Kapersky Lab has in fact found a series of different backdoors, reports Reuters. It's found such software on computers in over 30 countries around the world, including Iran, Russia, Pakistan, Afghanistan, China, Mali, Syria, Yemen and Algeria. The targets of the backdoors frequently included government and military institutions, telecom companies, banks, energy companies, nuclear researchers, media and Islamic activists.
While Kapersky Lab didn't actually name the NSA as being behind the software, it did say it was linked to origins of Stuxnet — which was developed by the NSA. Also, a former NSA employee has "confirmed that the NSA had developed the prized technique of concealing spyware in hard drives, but said he did not know which spy efforts relied on it," according to Reuters. Kapersky has, however, dubbed the the authors of the backdoors "the Equation group" — seemingly after their love of encryption formulae.
The backdoors place malicious software in the firmware of hard drives, launching it every time a computer boots. Kapersky claims the software "made a technological breakthrough" in the way it was placed there, allowing it to "infect the computer over and over." Apparently that would have required access to the proprietary source code that controls the hard drives, something that wouldn't be possible with publicly available data.
It's not entirely clear how the NSA would have obtained that data — though an ex-employee has explained to Reuters that the Agency sometimes poses as a harmless Pentagon customer that merely needs to check software is secure in order to lay its hands on code. Either way, reconstructions of the software made by Kapersky show that it could work on disk drives made by Western Digital, Seagate Technology, Toshiba, IBM, Micron Technology and Samsung Electronics.
Kaspersky has now published the technical details of its research, in the hope that institutions affected by the spying will be able to detect software on their networks. They should certainly try — some of the spying conducted using the techniques apparently dates back to 2001. While the backdoors could have granted remote access to computers around the world, Kapersky explains that it believes the spies were highly selective and "only established full remote control over machines belonging to the most desirable foreign targets."

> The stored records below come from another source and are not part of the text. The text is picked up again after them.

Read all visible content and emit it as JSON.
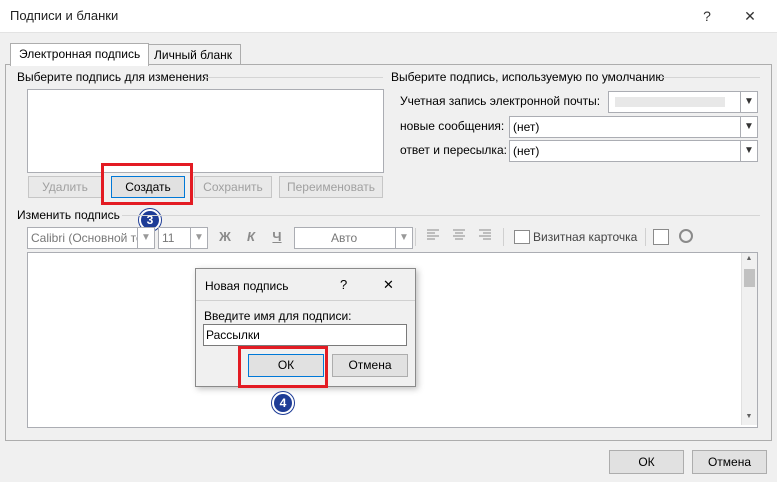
{
  "window": {
    "title": "Подписи и бланки",
    "help": "?",
    "close": "✕"
  },
  "tabs": [
    {
      "label": "Электронная подпись"
    },
    {
      "label": "Личный бланк"
    }
  ],
  "signatures": {
    "select_label": "Выберите подпись для изменения",
    "buttons": {
      "delete": "Удалить",
      "create": "Создать",
      "save": "Сохранить",
      "rename": "Переименовать"
    }
  },
  "defaults": {
    "label": "Выберите подпись, используемую по умолчанию",
    "account_label": "Учетная запись электронной почты:",
    "new_messages_label": "новые сообщения:",
    "new_messages_value": "(нет)",
    "replies_label": "ответ и пересылка:",
    "replies_value": "(нет)"
  },
  "editor": {
    "label": "Изменить подпись",
    "font": "Calibri (Основной те",
    "size": "11",
    "bold": "Ж",
    "italic": "К",
    "underline": "Ч",
    "color": "Авто",
    "business_card": "Визитная карточка"
  },
  "dialog": {
    "title": "Новая подпись",
    "help": "?",
    "close": "✕",
    "prompt": "Введите имя для подписи:",
    "input_value": "Рассылки",
    "ok": "ОК",
    "cancel": "Отмена"
  },
  "footer": {
    "ok": "ОК",
    "cancel": "Отмена"
  },
  "steps": {
    "step3": "3",
    "step4": "4"
  },
  "colors": {
    "highlight": "#e31b23",
    "step_badge": "#1e3c96",
    "focus": "#0078d7"
  }
}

Which is perhaps reassuring for you and I — but, int the end, the story is just another stark reminder of how deep the NSA's tentacles stretch. [Reuters]